This ground therefore fails.

Ground 5: That learned Trial Magistrate erred in law and fact when he held that the Appellant’s Title to the land was obtained fraudulently and therefore should be cancelled.

Counsel for the Appellant submitted that the Appellant submitted documentation to prove how they acquired title to the suit land and there was nothing in their evidence or that of the Respondents that proved any fraud by the Appellants.

In the case of Kampala Bottlers Ltd versus Damanico (U) Ltd, Supreme Court Civil Appeal No. 22 of 1992, fraud was defined as an act of dishonesty. It was also held that it is generally accepted that fraud must be proved strictly, the burden being heavier than on a balance of probabilities generally applied in civil matters. In addition, it is also a mandatory requirement under Order 6 Rule 3 of the Civil Procedure Rules that in all cases in which the party pleading relies on fraud, the particulars with dates are stated in the pleadings.

Counsel for the Respondents submitted that the Respondents and their witnesses submitted evidence to the effect that the Appellant obtained the Certificate of Title in 2013 and it is not true that the process was started in 2001.

In regard to fraud, Counsel for the Respondent submitted that by the time the case was being heard there was no time for the Respondents to plead fraud. The Certificate of title was obtained when the suit was ongoing and it was tendered in Court when the Respondents had already testified.

In my opinion having found that the Respondents are bonafide occupants on the suit land, the Appellant cannot still have title to the same as this would over ride the Respondents’ unregistered interest in the suit land. One interest in the suit land supersedes the other and in the instant case that of the Respondents supersedes that of the Appellant.

In a nut shell, the decision of the lower Court is upheld, the appeal dismissed with costs for lack of merit. I also order the Registrar of Title to cancel the Certificate of Title in regard to the suit land as held by the Appellant. I so order.

Right of appeal explained.

 

......................................

OYUKO ANTHONY OJOK

JUDGE

1/06/2017

 

Judgment delivered in open Court in the presence of;

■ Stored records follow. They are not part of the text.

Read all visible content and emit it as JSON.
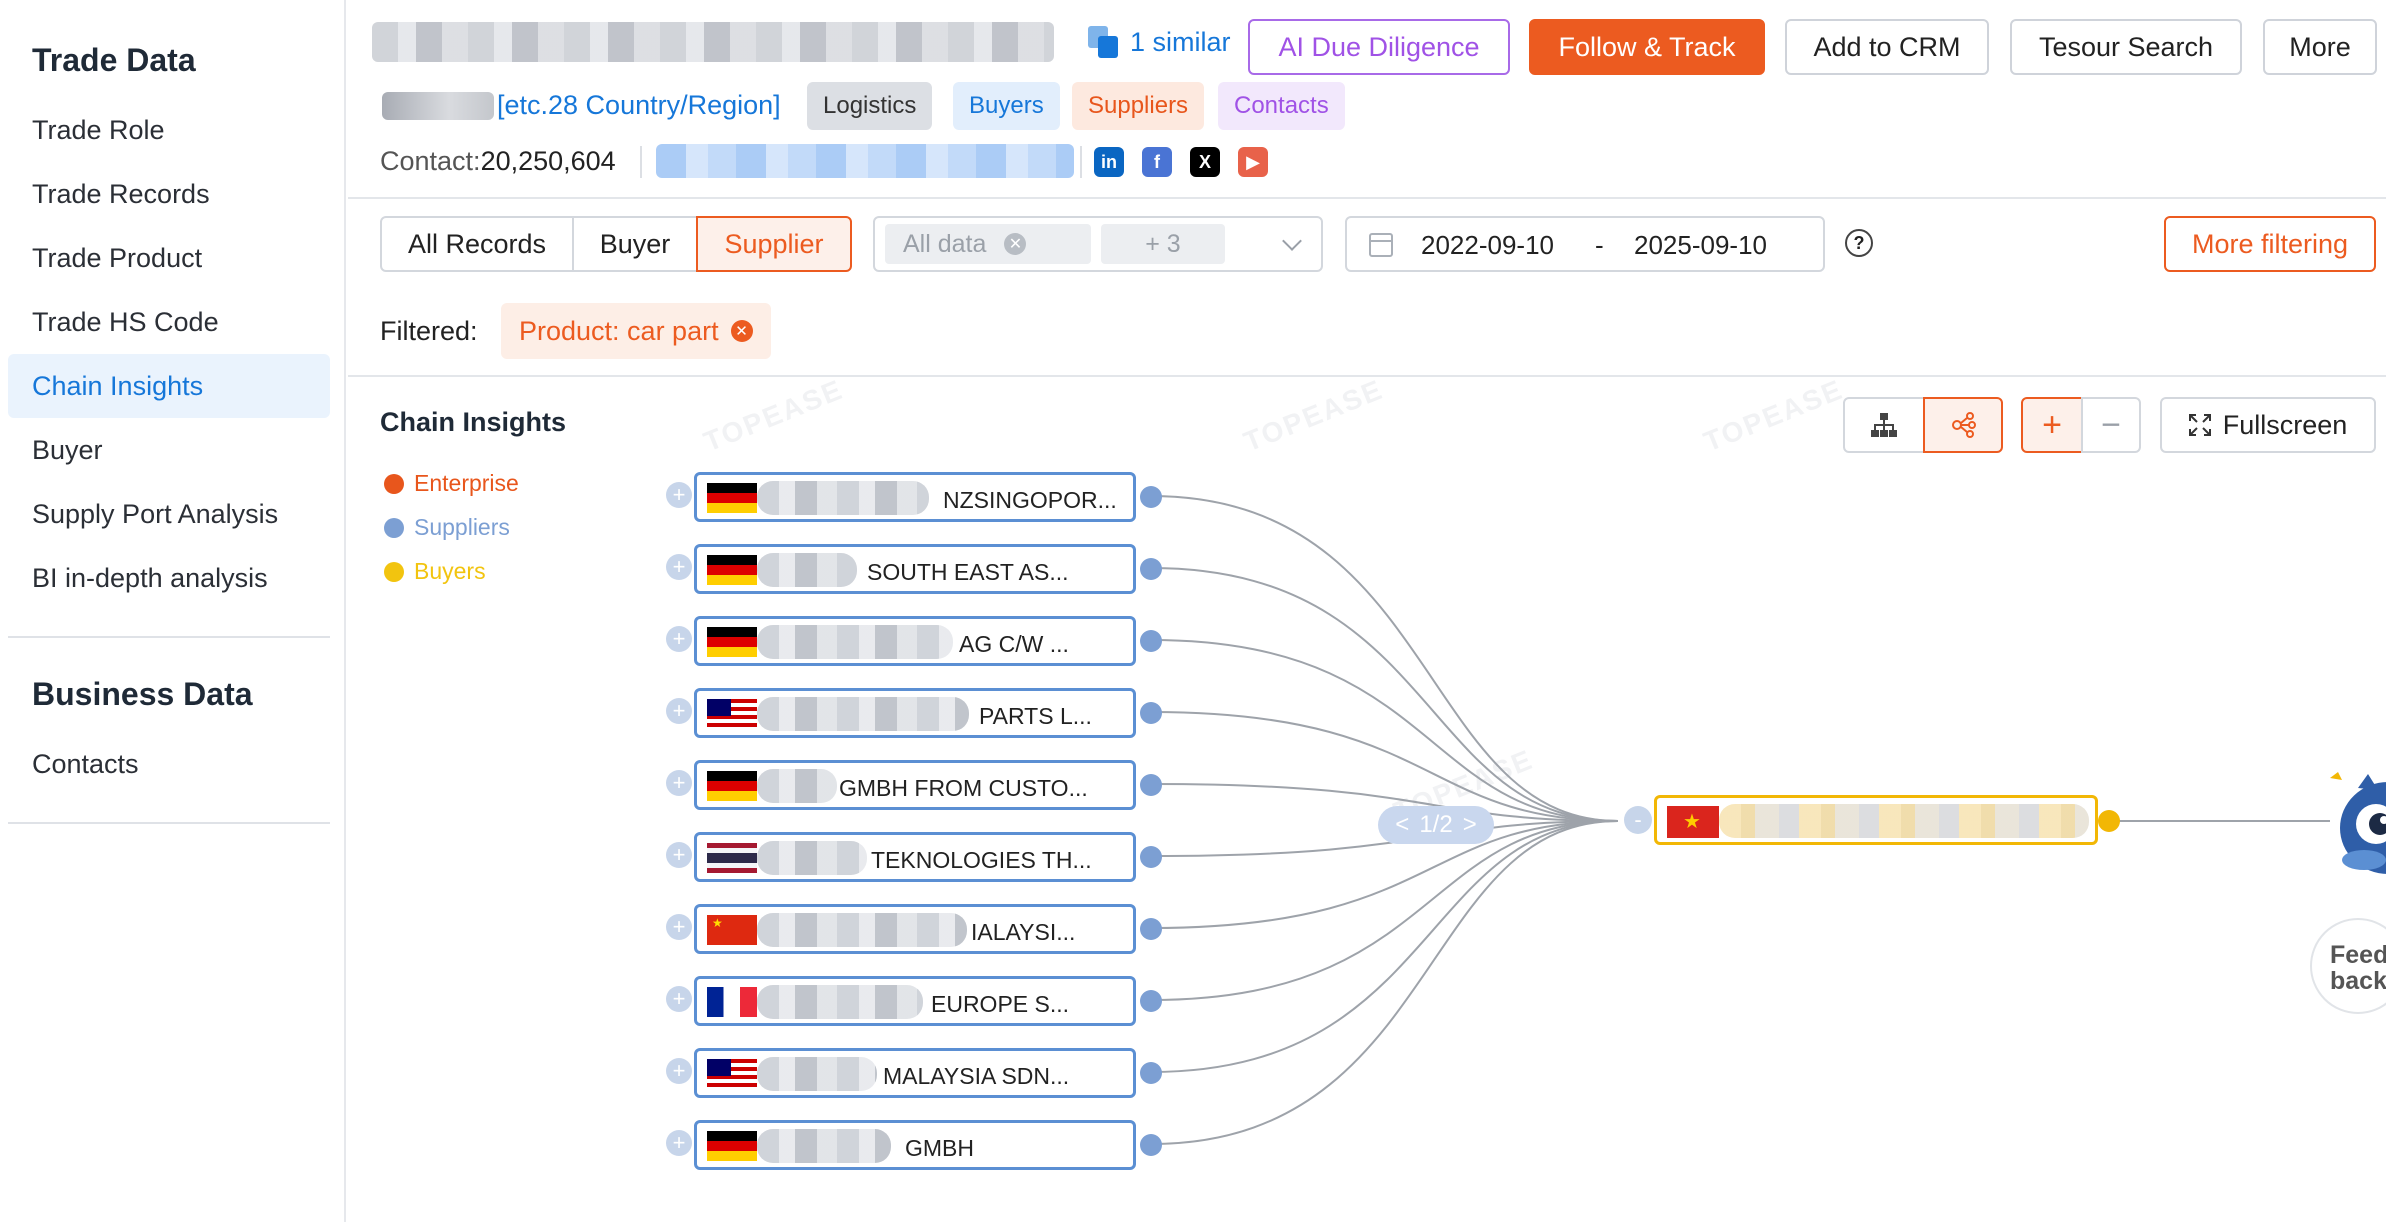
{
  "sidebar": {
    "sections": [
      {
        "title": "Trade Data",
        "items": [
          "Trade Role",
          "Trade Records",
          "Trade Product",
          "Trade HS Code",
          "Chain Insights",
          "Buyer",
          "Supply Port Analysis",
          "BI in-depth analysis"
        ]
      },
      {
        "title": "Business Data",
        "items": [
          "Contacts"
        ]
      }
    ],
    "active_item": "Chain Insights"
  },
  "header": {
    "similar_label": "1 similar",
    "buttons": {
      "ai_due_diligence": "AI Due Diligence",
      "follow_track": "Follow & Track",
      "add_to_crm": "Add to CRM",
      "tesour_search": "Tesour Search",
      "more": "More"
    },
    "location_text": "[etc.28 Country/Region]",
    "tags": {
      "logistics": "Logistics",
      "buyers": "Buyers",
      "suppliers": "Suppliers",
      "contacts": "Contacts"
    },
    "contact_label": "Contact:",
    "contact_value": "20,250,604",
    "social_icons": [
      "linkedin-icon",
      "facebook-icon",
      "x-twitter-icon",
      "youtube-icon"
    ]
  },
  "filters": {
    "segments": {
      "all_records": "All Records",
      "buyer": "Buyer",
      "supplier": "Supplier"
    },
    "active_segment": "Supplier",
    "data_select": {
      "value": "All data",
      "extra_count": "+ 3"
    },
    "date_start": "2022-09-10",
    "date_separator": "-",
    "date_end": "2025-09-10",
    "help_symbol": "?",
    "more_filtering": "More filtering",
    "filtered_label": "Filtered:",
    "filtered_tag": "Product:  car part"
  },
  "chain": {
    "title": "Chain Insights",
    "legend": {
      "enterprise": "Enterprise",
      "suppliers": "Suppliers",
      "buyers": "Buyers"
    },
    "legend_colors": {
      "enterprise": "#e8561c",
      "suppliers": "#7c9fd3",
      "buyers": "#f2c40f"
    },
    "fullscreen_label": "Fullscreen",
    "pager": {
      "prev": "<",
      "page": "1/2",
      "next": ">"
    },
    "suppliers": [
      {
        "country": "germany",
        "label": "NZSINGOPOR..."
      },
      {
        "country": "germany",
        "label": "SOUTH EAST AS..."
      },
      {
        "country": "germany",
        "label": "AG C/W ..."
      },
      {
        "country": "malaysia",
        "label": "PARTS L..."
      },
      {
        "country": "germany",
        "label": "GMBH FROM CUSTO..."
      },
      {
        "country": "thailand",
        "label": "TEKNOLOGIES TH..."
      },
      {
        "country": "china",
        "label": "IALAYSI..."
      },
      {
        "country": "france",
        "label": "EUROPE S..."
      },
      {
        "country": "malaysia",
        "label": "MALAYSIA SDN..."
      },
      {
        "country": "germany",
        "label": "GMBH"
      }
    ],
    "center_country": "vietnam",
    "feedback_label": "Feed back"
  }
}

  1. Ms. Anna Magembe for the Appellant.
  2. Mr. Ahabwe James for the Respondents.
  3. Representative of the Appellant.
  4. Both Respondents.
  5. James – Court Clerk.

 

....................................

OYUKO ANTHONY OJOK

JUDGE

1/06/2017